Remember my post all about how much I love Shakespeare? Yeah...well, I wouldn't say that I love Julius Caesar.
While at first I was excited to teach this play to my sophomores, last weekend when I finally finished reading it, I realized how boring it is...and confusing. I struggled to keep Flavius, Murellus, Decius, and Lepidus and [insert another weird Roman name here] all straight; how was I going to expect my sophomores to? More importantly, how was I going to get them interested in Shakespeare and avoid hearing the unanimous classroom "groan" at the mere mention of his name?
I turned to the powers of Google and, voila, I found this blog that had everything I needed:
I think it may have been originally made as a history lesson, but with my English spin on it, this "Cold Case Files: Caesar Edition" was the perfect introduction to the Shakespeare play (and conveniently timed around Halloween!) The blog has all the exhibits, a sound clip and a video clip, as well as the "Agent Report" evidence gathering worksheet and official "Indictment Sheet." Here's how it worked for me...
First, I got permission from my principal to do this activity since it is highlighting murder and it did involve a (fake) dagger. My school is based in a more conservative community so I didn't want to just assume it was all good. He thought the idea sounded great and told me to go right ahead!
Then I got ready. I visited the nearby Halloween Express store as well as the Halloween section at Target for some extra bloody adornments. I spent my prep outlining the body of a teacher who volunteered to play dead for me, and setting up the 8 exhibits with the pieces of evidence, including my iPad with exhibit H, the historian's input video. Then I excitedly awaited my students!
I stood outside my closed classroom door and handed my students their "mission" as they walked in. It included the cold case background info and some vocabulary words that would be necessary for understanding the activity (tyrant, indictment, republic, dictator). The door was closed, and a bloody handprint was left on the window:
They opened the door to find a dark classroom, with police tape masking off a gruesome crime scene:
The outline of poor Caesar's dead body lay on the ground. (I got the whole "Police Kit" for $10...and the dagger was apparently damaged so I got that for $3... $13 is a pretty good investment since I will definitely be doing this again!)
One of the bloody daggers from the murderers was left behind, as well as a bloody handprint and blood spatter (Gel window decals from Target).
When the bell rang, I explained to them their mission as Crime Scene Investigators: to discover the motivation behind Caesar's death.
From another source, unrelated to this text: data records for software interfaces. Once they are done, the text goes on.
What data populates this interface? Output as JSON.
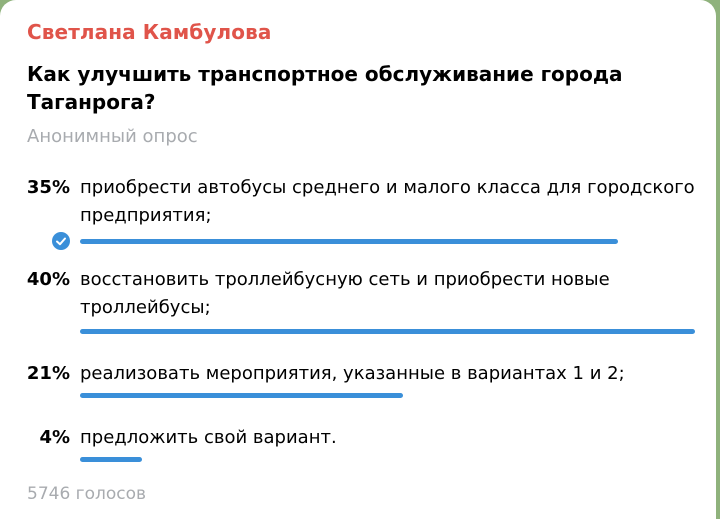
{
  "message": {
    "author": "Светлана Камбулова",
    "author_color": "#e0544a"
  },
  "poll": {
    "question": "Как улучшить транспортное обслуживание города Таганрога?",
    "type": "Анонимный опрос",
    "bar_color": "#3a8fd9",
    "options": [
      {
        "percent_label": "35%",
        "percent": 35,
        "text": "приобрести автобусы среднего и малого класса для городского предприятия;",
        "voted": true
      },
      {
        "percent_label": "40%",
        "percent": 40,
        "text": "восстановить троллейбусную сеть и приобрести новые троллейбусы;",
        "voted": false
      },
      {
        "percent_label": "21%",
        "percent": 21,
        "text": "реализовать мероприятия, указанные в вариантах 1 и 2;",
        "voted": false
      },
      {
        "percent_label": "4%",
        "percent": 4,
        "text": "предложить свой вариант.",
        "voted": false
      }
    ],
    "total_votes": "5746 голосов"
  }
}
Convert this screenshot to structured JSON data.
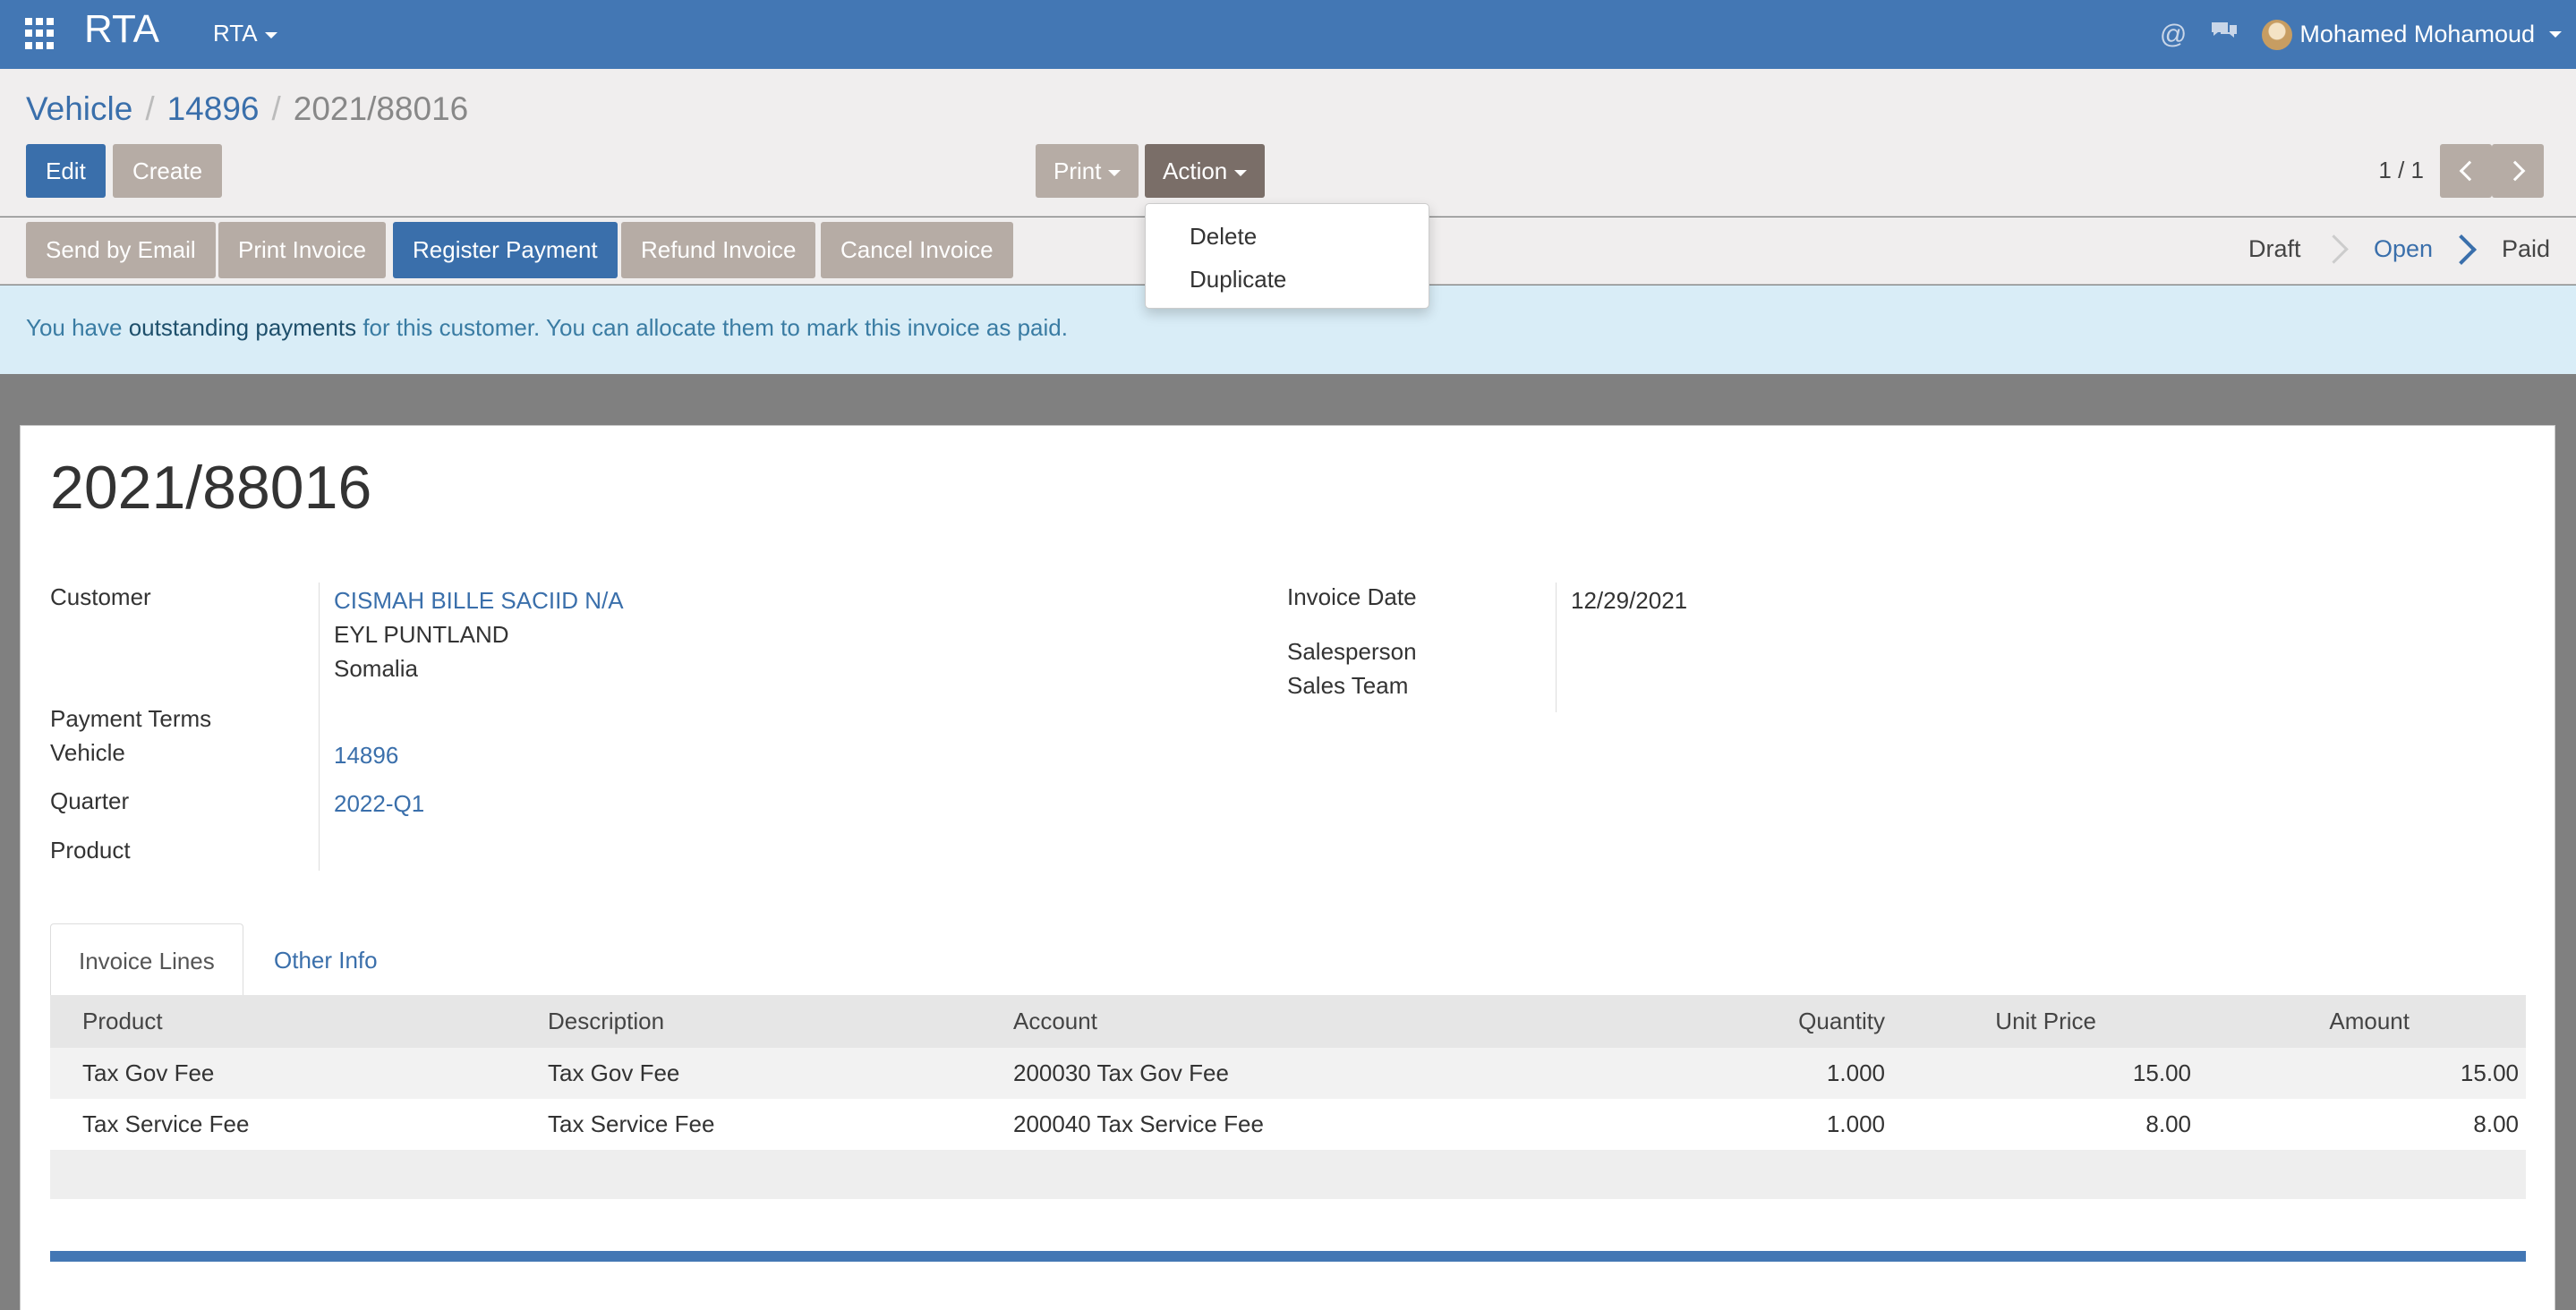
{
  "navbar": {
    "brand": "RTA",
    "menu": "RTA",
    "user_name": "Mohamed Mohamoud",
    "icons": [
      "apps-icon",
      "at-icon",
      "chat-icon",
      "avatar",
      "caret-down-icon"
    ]
  },
  "breadcrumb": {
    "root": "Vehicle",
    "middle": "14896",
    "current": "2021/88016"
  },
  "buttons": {
    "edit": "Edit",
    "create": "Create",
    "print": "Print",
    "action": "Action"
  },
  "pager": {
    "value": "1 / 1"
  },
  "action_menu": {
    "items": [
      "Delete",
      "Duplicate"
    ]
  },
  "statusbar": {
    "buttons": [
      "Send by Email",
      "Print Invoice",
      "Register Payment",
      "Refund Invoice",
      "Cancel Invoice"
    ],
    "stages": [
      "Draft",
      "Open",
      "Paid"
    ],
    "current_stage": "Open"
  },
  "alert": {
    "prefix": "You have ",
    "link": "outstanding payments",
    "suffix": " for this customer. You can allocate them to mark this invoice as paid."
  },
  "invoice": {
    "title": "2021/88016",
    "labels": {
      "customer": "Customer",
      "payment_terms": "Payment Terms",
      "vehicle": "Vehicle",
      "quarter": "Quarter",
      "product": "Product",
      "invoice_date": "Invoice Date",
      "salesperson": "Salesperson",
      "sales_team": "Sales Team"
    },
    "customer_name": "CISMAH BILLE SACIID N/A",
    "customer_line2": "EYL PUNTLAND",
    "customer_line3": "Somalia",
    "vehicle": "14896",
    "quarter": "2022-Q1",
    "invoice_date": "12/29/2021"
  },
  "tabs": [
    "Invoice Lines",
    "Other Info"
  ],
  "lines": {
    "columns": [
      "Product",
      "Description",
      "Account",
      "Quantity",
      "Unit Price",
      "Amount"
    ],
    "rows": [
      [
        "Tax Gov Fee",
        "Tax Gov Fee",
        "200030 Tax Gov Fee",
        "1.000",
        "15.00",
        "15.00"
      ],
      [
        "Tax Service Fee",
        "Tax Service Fee",
        "200040 Tax Service Fee",
        "1.000",
        "8.00",
        "8.00"
      ]
    ]
  },
  "colors": {
    "primary": "#3a6fab",
    "navbar": "#4377b4",
    "secondary": "#b6aca5",
    "alert_bg": "#d9edf7"
  }
}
Were the senators jealous and cruel? Or were they merely protecting Rome from potential tyranny? Or did Caesar purposely allow himself to be murdered, as a sort of suicide-by-cop situation?
We went through a brief PowerPoint with background information, then they watched this exciting intro clip (also found on the aforementioned website):
Then the kids assembled in to small investigative teams and rotated throughout the exhibits to gather enough evidence to make their decision:
One exhibit had them listening to a speech from Cassius, another had them watching a 2 minute video from a historian on the iPad:
After they rotated through the 8 stations, I had them examine their evidence. Then, they got in to groups based on what they believed was the true reason for Caesar's murder and wrote their indictments. As this blogger who used this lesson with her middle schoolers wrote, "It's a Common Core activity in disguise." She was so right! They are finding evidence from text in order to support a claim! That's what I've been trying to get them to do in their writing all year! Brilliant.
My addition to the lesson plan (because my class periods are 70 minutes) was having the kids debate each other afterward. They chose persuasive representatives to argue their findings and present the evidence. As with all lessons, this was awesome in one of my sections and fell flat in the other. My second section is a bit more competitive and has a few more confident/dramatic students, so having them argue against one another was a lot of fun to watch.
So here's the deal, at one point in the lesson I looked around and it appeared to me that all 29 of my 10th graders were completely engaged. No phones out. No iPads. No side conversations. That, in itself, however fleeting the moment may have been, was reward enough! And something tells me they are going to remember this lesson.
Now to find a way to do this with Romeo and Juliet for my freshmen! My mind is reeling already!